Exercise aim: In the copy, keep every line below as it is and leave out the pictures.

Given data:
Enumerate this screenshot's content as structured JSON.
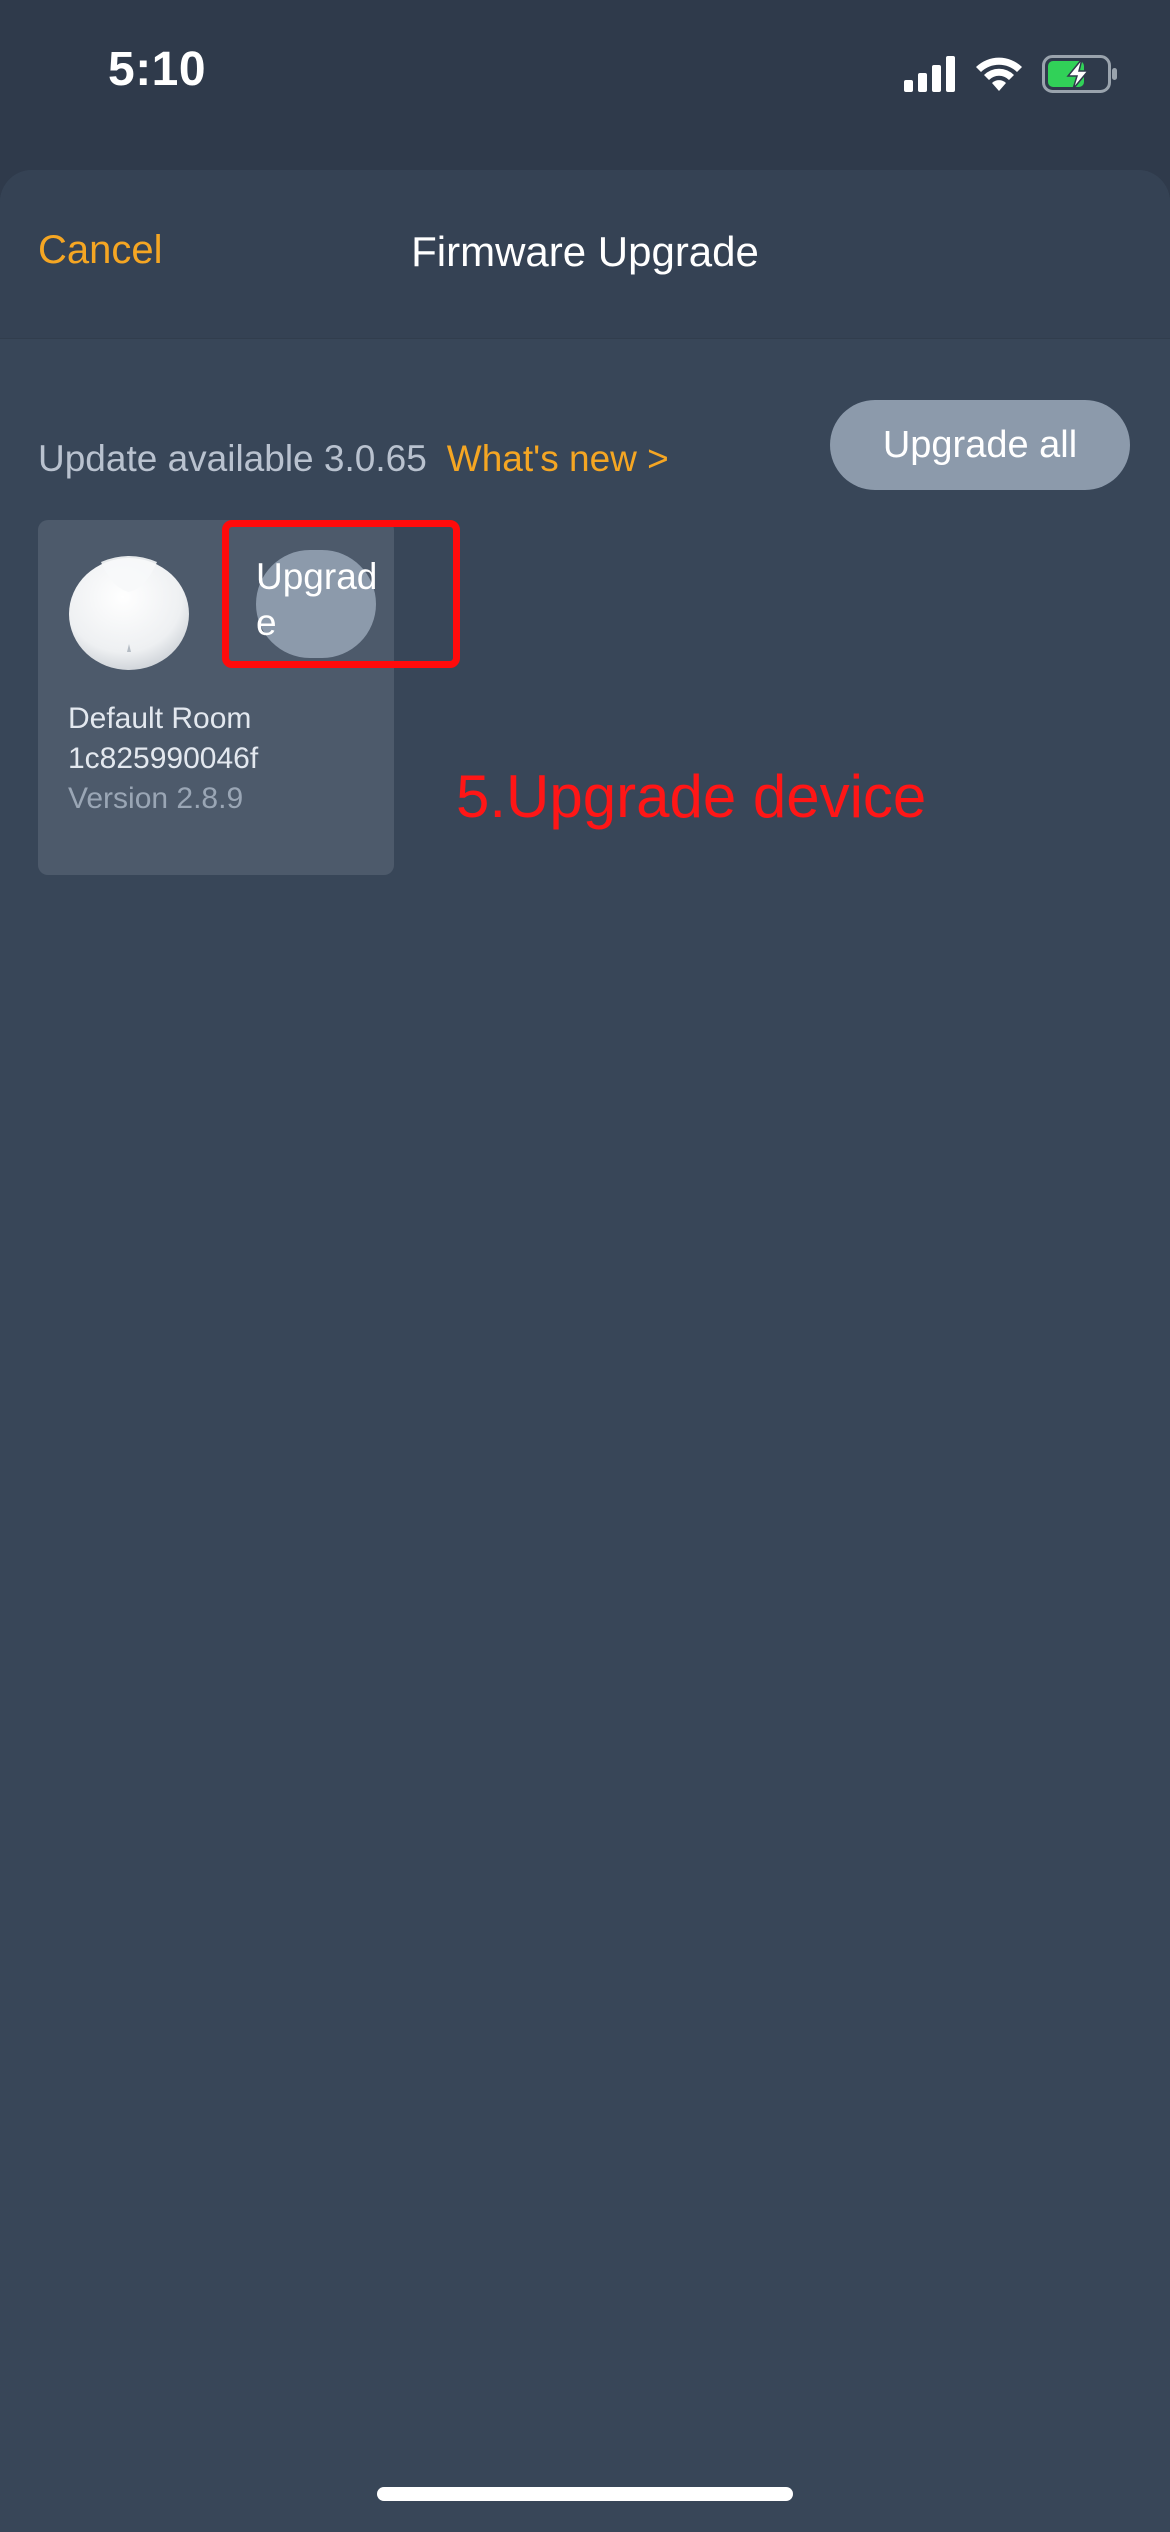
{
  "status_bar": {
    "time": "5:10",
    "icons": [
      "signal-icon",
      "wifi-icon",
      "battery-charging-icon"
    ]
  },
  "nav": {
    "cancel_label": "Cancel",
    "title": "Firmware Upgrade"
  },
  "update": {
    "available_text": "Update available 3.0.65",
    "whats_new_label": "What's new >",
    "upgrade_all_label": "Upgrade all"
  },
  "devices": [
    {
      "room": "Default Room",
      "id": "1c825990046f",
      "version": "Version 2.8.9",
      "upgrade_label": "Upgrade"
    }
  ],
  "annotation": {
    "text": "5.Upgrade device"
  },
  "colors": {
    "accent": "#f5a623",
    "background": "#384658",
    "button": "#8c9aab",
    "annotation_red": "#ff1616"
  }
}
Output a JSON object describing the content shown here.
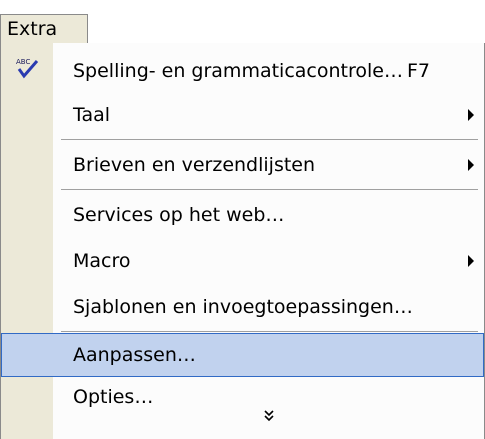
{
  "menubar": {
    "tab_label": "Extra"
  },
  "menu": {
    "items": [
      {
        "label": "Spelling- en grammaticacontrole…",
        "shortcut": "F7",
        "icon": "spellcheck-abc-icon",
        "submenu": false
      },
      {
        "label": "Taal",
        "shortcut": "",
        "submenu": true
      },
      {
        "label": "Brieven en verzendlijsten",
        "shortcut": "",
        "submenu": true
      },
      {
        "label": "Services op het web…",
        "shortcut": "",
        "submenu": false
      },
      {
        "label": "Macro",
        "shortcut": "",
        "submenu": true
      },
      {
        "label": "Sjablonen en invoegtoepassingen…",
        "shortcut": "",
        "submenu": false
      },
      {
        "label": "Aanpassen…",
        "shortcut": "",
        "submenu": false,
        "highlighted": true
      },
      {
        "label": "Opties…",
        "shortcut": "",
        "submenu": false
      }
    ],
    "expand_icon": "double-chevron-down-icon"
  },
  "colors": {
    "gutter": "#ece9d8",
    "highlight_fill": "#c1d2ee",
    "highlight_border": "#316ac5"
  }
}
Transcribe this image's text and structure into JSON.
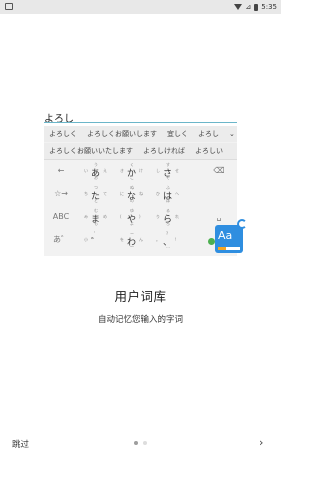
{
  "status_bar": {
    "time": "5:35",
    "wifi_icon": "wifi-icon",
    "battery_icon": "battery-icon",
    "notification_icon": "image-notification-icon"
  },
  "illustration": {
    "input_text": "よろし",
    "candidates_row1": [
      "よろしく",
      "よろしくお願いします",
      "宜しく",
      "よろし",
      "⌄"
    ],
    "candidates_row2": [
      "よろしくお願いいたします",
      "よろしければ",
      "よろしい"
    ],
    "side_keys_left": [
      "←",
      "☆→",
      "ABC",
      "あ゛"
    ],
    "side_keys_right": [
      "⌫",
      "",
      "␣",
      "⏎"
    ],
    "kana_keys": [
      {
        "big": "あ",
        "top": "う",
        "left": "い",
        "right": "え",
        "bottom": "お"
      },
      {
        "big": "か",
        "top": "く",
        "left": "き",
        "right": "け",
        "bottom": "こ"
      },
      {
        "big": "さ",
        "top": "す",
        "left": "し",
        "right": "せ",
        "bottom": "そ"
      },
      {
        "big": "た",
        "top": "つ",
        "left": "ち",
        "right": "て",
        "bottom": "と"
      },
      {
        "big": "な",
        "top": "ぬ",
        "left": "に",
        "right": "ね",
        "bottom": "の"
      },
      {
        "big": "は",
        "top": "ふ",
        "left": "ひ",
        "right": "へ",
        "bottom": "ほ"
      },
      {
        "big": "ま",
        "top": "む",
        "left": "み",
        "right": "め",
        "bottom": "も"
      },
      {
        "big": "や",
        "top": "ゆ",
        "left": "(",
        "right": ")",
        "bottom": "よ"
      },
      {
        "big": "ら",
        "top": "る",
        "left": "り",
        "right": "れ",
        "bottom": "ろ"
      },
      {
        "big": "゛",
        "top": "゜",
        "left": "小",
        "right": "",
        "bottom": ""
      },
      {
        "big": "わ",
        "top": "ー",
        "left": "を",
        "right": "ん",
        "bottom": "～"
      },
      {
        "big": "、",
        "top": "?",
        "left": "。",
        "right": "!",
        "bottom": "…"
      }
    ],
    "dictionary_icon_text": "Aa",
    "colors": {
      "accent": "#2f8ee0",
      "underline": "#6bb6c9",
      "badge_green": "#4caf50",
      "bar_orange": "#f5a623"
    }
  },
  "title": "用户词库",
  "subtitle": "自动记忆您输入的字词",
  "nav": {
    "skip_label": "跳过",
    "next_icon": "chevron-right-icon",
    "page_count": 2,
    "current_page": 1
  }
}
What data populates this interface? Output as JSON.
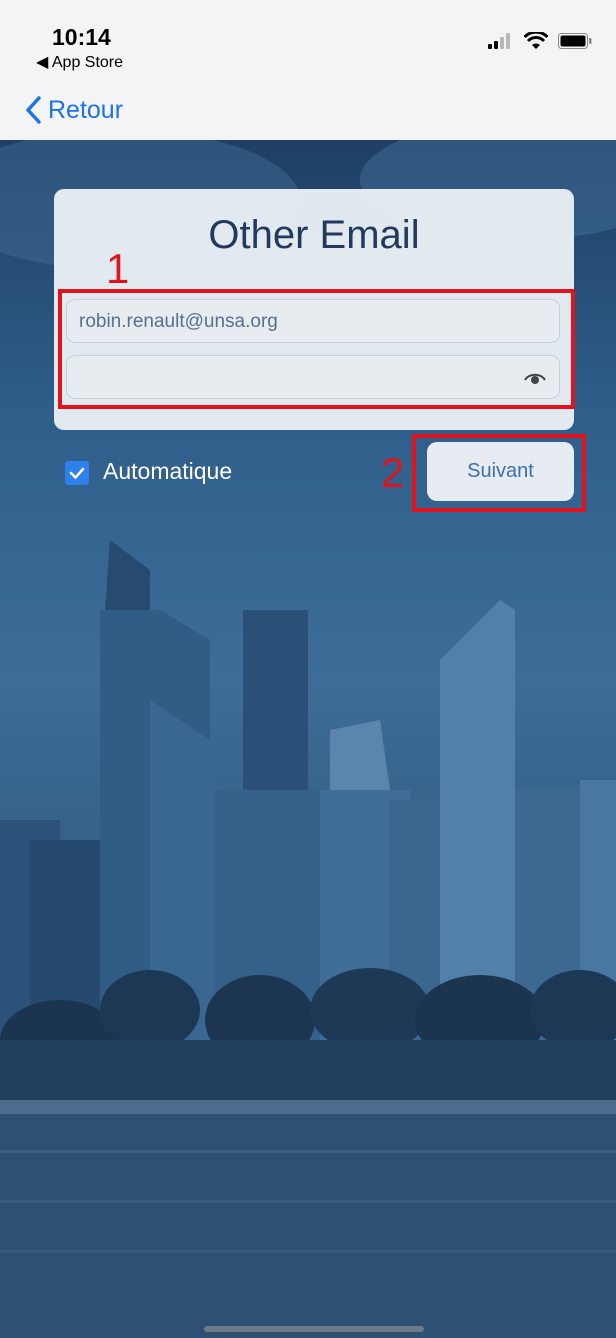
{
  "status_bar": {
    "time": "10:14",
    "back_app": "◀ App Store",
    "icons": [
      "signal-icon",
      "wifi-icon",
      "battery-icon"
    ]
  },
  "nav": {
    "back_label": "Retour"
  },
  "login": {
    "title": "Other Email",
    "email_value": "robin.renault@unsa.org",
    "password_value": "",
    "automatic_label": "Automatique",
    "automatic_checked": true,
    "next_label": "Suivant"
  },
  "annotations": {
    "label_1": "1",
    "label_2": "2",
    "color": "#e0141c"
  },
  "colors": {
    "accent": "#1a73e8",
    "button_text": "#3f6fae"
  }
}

Task result:
Enumerate this screenshot's content as structured JSON.
{
  "status_bar": {
    "time": "5:10",
    "icons": [
      "signal-icon",
      "wifi-icon",
      "battery-charging-icon"
    ]
  },
  "nav": {
    "cancel_label": "Cancel",
    "title": "Firmware Upgrade"
  },
  "update": {
    "available_text": "Update available 3.0.65",
    "whats_new_label": "What's new >",
    "upgrade_all_label": "Upgrade all"
  },
  "devices": [
    {
      "room": "Default Room",
      "id": "1c825990046f",
      "version": "Version 2.8.9",
      "upgrade_label": "Upgrade"
    }
  ],
  "annotation": {
    "text": "5.Upgrade device"
  },
  "colors": {
    "accent": "#f5a623",
    "background": "#384658",
    "button": "#8c9aab",
    "annotation_red": "#ff1616"
  }
}
Output a JSON object describing the content shown here.
{
  "menubar": {
    "tab_label": "Extra"
  },
  "menu": {
    "items": [
      {
        "label": "Spelling- en grammaticacontrole…",
        "shortcut": "F7",
        "icon": "spellcheck-abc-icon",
        "submenu": false
      },
      {
        "label": "Taal",
        "shortcut": "",
        "submenu": true
      },
      {
        "label": "Brieven en verzendlijsten",
        "shortcut": "",
        "submenu": true
      },
      {
        "label": "Services op het web…",
        "shortcut": "",
        "submenu": false
      },
      {
        "label": "Macro",
        "shortcut": "",
        "submenu": true
      },
      {
        "label": "Sjablonen en invoegtoepassingen…",
        "shortcut": "",
        "submenu": false
      },
      {
        "label": "Aanpassen…",
        "shortcut": "",
        "submenu": false,
        "highlighted": true
      },
      {
        "label": "Opties…",
        "shortcut": "",
        "submenu": false
      }
    ],
    "expand_icon": "double-chevron-down-icon"
  },
  "colors": {
    "gutter": "#ece9d8",
    "highlight_fill": "#c1d2ee",
    "highlight_border": "#316ac5"
  }
}
Transcribe this image's text and structure into JSON.
{
  "status_bar": {
    "time": "5:35",
    "wifi_icon": "wifi-icon",
    "battery_icon": "battery-icon",
    "notification_icon": "image-notification-icon"
  },
  "illustration": {
    "input_text": "よろし",
    "candidates_row1": [
      "よろしく",
      "よろしくお願いします",
      "宜しく",
      "よろし",
      "⌄"
    ],
    "candidates_row2": [
      "よろしくお願いいたします",
      "よろしければ",
      "よろしい"
    ],
    "side_keys_left": [
      "←",
      "☆→",
      "ABC",
      "あ゛"
    ],
    "side_keys_right": [
      "⌫",
      "",
      "␣",
      "⏎"
    ],
    "kana_keys": [
      {
        "big": "あ",
        "top": "う",
        "left": "い",
        "right": "え",
        "bottom": "お"
      },
      {
        "big": "か",
        "top": "く",
        "left": "き",
        "right": "け",
        "bottom": "こ"
      },
      {
        "big": "さ",
        "top": "す",
        "left": "し",
        "right": "せ",
        "bottom": "そ"
      },
      {
        "big": "た",
        "top": "つ",
        "left": "ち",
        "right": "て",
        "bottom": "と"
      },
      {
        "big": "な",
        "top": "ぬ",
        "left": "に",
        "right": "ね",
        "bottom": "の"
      },
      {
        "big": "は",
        "top": "ふ",
        "left": "ひ",
        "right": "へ",
        "bottom": "ほ"
      },
      {
        "big": "ま",
        "top": "む",
        "left": "み",
        "right": "め",
        "bottom": "も"
      },
      {
        "big": "や",
        "top": "ゆ",
        "left": "(",
        "right": ")",
        "bottom": "よ"
      },
      {
        "big": "ら",
        "top": "る",
        "left": "り",
        "right": "れ",
        "bottom": "ろ"
      },
      {
        "big": "゛",
        "top": "゜",
        "left": "小",
        "right": "",
        "bottom": ""
      },
      {
        "big": "わ",
        "top": "ー",
        "left": "を",
        "right": "ん",
        "bottom": "～"
      },
      {
        "big": "、",
        "top": "?",
        "left": "。",
        "right": "!",
        "bottom": "…"
      }
    ],
    "dictionary_icon_text": "Aa",
    "colors": {
      "accent": "#2f8ee0",
      "underline": "#6bb6c9",
      "badge_green": "#4caf50",
      "bar_orange": "#f5a623"
    }
  },
  "title": "用户词库",
  "subtitle": "自动记忆您输入的字词",
  "nav": {
    "skip_label": "跳过",
    "next_icon": "chevron-right-icon",
    "page_count": 2,
    "current_page": 1
  }
}
What data populates this interface? Output as JSON.
{
  "status_bar": {
    "time": "10:14",
    "back_app": "◀ App Store",
    "icons": [
      "signal-icon",
      "wifi-icon",
      "battery-icon"
    ]
  },
  "nav": {
    "back_label": "Retour"
  },
  "login": {
    "title": "Other Email",
    "email_value": "robin.renault@unsa.org",
    "password_value": "",
    "automatic_label": "Automatique",
    "automatic_checked": true,
    "next_label": "Suivant"
  },
  "annotations": {
    "label_1": "1",
    "label_2": "2",
    "color": "#e0141c"
  },
  "colors": {
    "accent": "#1a73e8",
    "button_text": "#3f6fae"
  }
}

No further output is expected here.